The Septuagint version of the Old Testament (Brenton) – Wikipedia

Printed by Jane Aitken, Harper and Brothers, Sun, Pxx, Stars 14 And God said, Let there be lights in the firmament of the heaven to give light upon the earth, to divide between day and night, and let them be for signs and for seasons and for days and for years. This publication did not contain a Greek text. The Apocrypha were included with separate pagination.

Digital images and searchable lx of the edition are available online from Christian Classics Ethereal Library. Here’s what I found:. The table shewing the Jeremiah differences is in a different location, but the content is identical, except for a few typesetting differences, e.

This site provides a copy of the introductory pages 3.

Genesis 1 Brenton Septuagint Translation

Firmament 6 And God said, Let there be a firmament in the midst of the water, and let it be a division between water and water, and it was so. The plates seem to be identical in the ABS ? Samuel Bagster and Sons, And the water which was under the heaven was collected into its places, and the dry land appeared. The pages were digitized by Wade White. Included are page viii-xvi of the Introduction and the introduction to the book of Daniel.


Here are his notes. With an English translation, and with various readings and critical notes [by Sir L. The translation did not include the Apocrypha. At this point the trail seems to have gone cold. Creatures on Land 24 And God said, Let the earth bring forth the living creature according to its kind, quadrupeds and reptiles and wild beasts of the earth according to their kind, and it was so. In the meantime, here is some information recently gleaned regarding the Brenton translation.

Dry Ground 9 And God said, Let the water which is under the heaven be collected into one place, and let the dry land appear, and it was so. Arabic numerals 20th cent.
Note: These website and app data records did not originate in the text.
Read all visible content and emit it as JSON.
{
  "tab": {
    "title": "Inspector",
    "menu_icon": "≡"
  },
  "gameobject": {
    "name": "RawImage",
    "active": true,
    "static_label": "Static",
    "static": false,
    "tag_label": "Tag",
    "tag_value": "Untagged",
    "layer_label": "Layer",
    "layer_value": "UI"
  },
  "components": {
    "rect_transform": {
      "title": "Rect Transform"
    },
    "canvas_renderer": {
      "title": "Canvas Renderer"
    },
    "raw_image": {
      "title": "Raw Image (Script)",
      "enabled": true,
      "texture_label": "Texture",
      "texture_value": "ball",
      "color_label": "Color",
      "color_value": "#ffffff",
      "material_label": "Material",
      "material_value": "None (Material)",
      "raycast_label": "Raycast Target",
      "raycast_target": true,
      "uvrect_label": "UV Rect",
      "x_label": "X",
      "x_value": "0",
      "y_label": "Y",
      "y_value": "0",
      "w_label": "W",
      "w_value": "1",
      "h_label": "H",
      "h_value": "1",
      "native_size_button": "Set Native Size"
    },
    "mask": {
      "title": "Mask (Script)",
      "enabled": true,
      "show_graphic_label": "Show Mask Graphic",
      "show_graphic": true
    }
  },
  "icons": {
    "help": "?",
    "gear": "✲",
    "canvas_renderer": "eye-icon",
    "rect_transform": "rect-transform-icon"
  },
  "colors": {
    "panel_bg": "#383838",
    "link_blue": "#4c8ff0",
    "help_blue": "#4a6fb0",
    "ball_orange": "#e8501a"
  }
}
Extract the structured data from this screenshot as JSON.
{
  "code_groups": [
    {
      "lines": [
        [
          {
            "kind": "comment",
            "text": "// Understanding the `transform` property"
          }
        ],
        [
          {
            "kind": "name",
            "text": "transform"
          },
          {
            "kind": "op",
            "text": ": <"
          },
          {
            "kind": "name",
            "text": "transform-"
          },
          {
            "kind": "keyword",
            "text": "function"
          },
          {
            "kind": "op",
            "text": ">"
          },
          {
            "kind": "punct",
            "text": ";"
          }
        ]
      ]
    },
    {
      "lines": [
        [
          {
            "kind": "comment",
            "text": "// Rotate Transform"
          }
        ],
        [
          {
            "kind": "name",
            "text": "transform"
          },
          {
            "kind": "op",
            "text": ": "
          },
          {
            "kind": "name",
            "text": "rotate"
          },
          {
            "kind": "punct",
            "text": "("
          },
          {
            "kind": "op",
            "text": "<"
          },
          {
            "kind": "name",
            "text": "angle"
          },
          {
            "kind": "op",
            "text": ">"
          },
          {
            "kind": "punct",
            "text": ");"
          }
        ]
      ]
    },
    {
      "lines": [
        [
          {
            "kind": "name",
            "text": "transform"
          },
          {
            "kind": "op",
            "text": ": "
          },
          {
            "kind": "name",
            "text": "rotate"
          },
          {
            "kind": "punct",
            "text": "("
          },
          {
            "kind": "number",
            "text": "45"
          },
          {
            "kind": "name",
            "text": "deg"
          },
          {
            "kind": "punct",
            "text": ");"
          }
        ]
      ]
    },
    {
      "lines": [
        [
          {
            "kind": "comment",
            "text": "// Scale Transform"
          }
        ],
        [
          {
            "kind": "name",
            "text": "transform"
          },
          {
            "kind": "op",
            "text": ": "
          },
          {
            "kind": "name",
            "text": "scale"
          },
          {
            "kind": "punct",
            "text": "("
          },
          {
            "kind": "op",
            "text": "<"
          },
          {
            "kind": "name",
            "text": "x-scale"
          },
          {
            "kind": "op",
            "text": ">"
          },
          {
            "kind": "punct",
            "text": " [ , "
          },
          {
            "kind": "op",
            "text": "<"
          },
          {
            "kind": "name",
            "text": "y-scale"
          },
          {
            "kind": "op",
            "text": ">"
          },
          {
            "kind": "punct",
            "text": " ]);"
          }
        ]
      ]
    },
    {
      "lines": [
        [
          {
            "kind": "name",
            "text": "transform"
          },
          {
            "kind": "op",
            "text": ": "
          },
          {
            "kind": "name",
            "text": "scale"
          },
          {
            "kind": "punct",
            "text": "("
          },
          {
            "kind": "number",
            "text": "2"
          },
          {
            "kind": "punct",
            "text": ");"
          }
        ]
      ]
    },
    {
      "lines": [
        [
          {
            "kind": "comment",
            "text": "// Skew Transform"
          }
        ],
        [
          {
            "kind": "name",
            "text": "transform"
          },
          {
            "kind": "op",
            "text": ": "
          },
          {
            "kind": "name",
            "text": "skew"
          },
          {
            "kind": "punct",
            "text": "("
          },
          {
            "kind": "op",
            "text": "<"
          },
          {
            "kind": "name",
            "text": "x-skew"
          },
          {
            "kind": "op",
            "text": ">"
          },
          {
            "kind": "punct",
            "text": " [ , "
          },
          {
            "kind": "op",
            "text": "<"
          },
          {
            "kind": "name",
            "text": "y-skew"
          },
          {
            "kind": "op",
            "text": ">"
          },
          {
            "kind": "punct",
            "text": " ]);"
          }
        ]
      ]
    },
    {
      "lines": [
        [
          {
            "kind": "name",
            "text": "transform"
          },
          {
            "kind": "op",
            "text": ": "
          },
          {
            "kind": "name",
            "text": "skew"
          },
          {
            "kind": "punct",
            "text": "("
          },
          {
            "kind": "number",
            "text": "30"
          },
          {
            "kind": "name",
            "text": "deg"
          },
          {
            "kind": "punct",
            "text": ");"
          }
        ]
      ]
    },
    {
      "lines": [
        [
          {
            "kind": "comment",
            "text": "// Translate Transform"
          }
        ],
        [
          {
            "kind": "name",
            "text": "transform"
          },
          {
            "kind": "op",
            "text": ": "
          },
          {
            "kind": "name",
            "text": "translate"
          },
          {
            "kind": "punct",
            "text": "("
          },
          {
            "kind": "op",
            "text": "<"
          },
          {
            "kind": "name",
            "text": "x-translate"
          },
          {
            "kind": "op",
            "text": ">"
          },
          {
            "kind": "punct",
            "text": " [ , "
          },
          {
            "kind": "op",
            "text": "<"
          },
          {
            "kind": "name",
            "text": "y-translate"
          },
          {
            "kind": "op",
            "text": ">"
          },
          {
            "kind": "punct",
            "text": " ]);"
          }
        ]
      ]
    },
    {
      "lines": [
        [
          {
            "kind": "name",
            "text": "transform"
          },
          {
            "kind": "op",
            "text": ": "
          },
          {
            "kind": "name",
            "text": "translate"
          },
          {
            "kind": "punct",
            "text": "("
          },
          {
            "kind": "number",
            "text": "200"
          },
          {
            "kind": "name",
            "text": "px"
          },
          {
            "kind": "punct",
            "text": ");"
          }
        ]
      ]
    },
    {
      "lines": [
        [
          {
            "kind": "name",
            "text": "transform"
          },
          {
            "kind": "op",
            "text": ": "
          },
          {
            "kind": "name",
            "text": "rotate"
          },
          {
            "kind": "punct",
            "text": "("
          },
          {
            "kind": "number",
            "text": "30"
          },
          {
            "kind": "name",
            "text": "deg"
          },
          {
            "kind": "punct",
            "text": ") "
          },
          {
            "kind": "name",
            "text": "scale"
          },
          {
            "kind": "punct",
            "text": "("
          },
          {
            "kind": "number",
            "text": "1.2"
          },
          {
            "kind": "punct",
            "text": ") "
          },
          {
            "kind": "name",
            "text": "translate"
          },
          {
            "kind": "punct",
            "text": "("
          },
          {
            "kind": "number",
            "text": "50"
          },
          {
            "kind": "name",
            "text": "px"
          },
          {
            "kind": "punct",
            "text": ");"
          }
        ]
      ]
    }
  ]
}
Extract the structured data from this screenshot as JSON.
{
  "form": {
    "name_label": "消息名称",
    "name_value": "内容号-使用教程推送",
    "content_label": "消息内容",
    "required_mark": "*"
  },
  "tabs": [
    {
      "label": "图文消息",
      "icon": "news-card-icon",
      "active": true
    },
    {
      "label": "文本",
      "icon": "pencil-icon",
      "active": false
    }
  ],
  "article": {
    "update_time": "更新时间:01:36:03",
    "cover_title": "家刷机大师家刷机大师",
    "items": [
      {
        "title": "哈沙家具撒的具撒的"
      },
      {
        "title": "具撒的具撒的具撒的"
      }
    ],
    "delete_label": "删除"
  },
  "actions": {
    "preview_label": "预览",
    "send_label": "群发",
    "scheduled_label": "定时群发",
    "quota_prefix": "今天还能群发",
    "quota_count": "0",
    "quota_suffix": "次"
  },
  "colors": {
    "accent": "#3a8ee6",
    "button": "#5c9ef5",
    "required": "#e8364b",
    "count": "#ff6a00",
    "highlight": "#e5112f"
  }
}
London, Samuel Bagster and Sons, Unfortunately, there’s no front matter indicating that this is the first diglot edition, and the date of publication recorded by the ABS cataloger is “?

Here’s what I found: The Beginning 1 In the beginning God made the heaven and the earth. And God saw that it was good.

Harold Scanlin plans to make a presentation on Thomson’s and Brenton’s translations at this year’s annual meeting of the SBL. The Septuagint version of the Old Testament, according to the Vatican text: And there was evening and there was morning, the sixth day.


The two introductions are identical in ? Fish and Birds 20 And God said, Let the waters bring forth reptiles having life, and winged creatures flying above the earth in the firmament of heaven, and it was so.

The Septuagint version of the Old Testament (Brenton)

The Introductions, “An Historical Account of the Septuagint Version,” are identical, except that also includes in the concluding section of the introduction, lsx of the principal texts in which it is current. It appears that a diglot edition Greek Septuagint with Brenton’s English translation was first published in Here is his account. I would consider the earliest date for a diglot as ? Everything else can be found in more recent reprints.

Translated from the Greek by Charles Thomson. The edition lacks the Appendix presenting some major non-Vaticanus readings. btenton

Brenton The Septuagint version of the Old Testament. Presumably Brenton was involved with the production of this edition, since much of the introduction is identical to later diglot editions. SinceBrenton’s translation has been brrnton many times. Because the edition is often difficult to find, we here provide a copy of some of the introductory pages to the edition 4. The lacks any textual footnotes, but I believe all the footnotes in 20th cent. Print is much sharper. Samuel Bagster and Sons; New York: Brenton Septuagint Translation,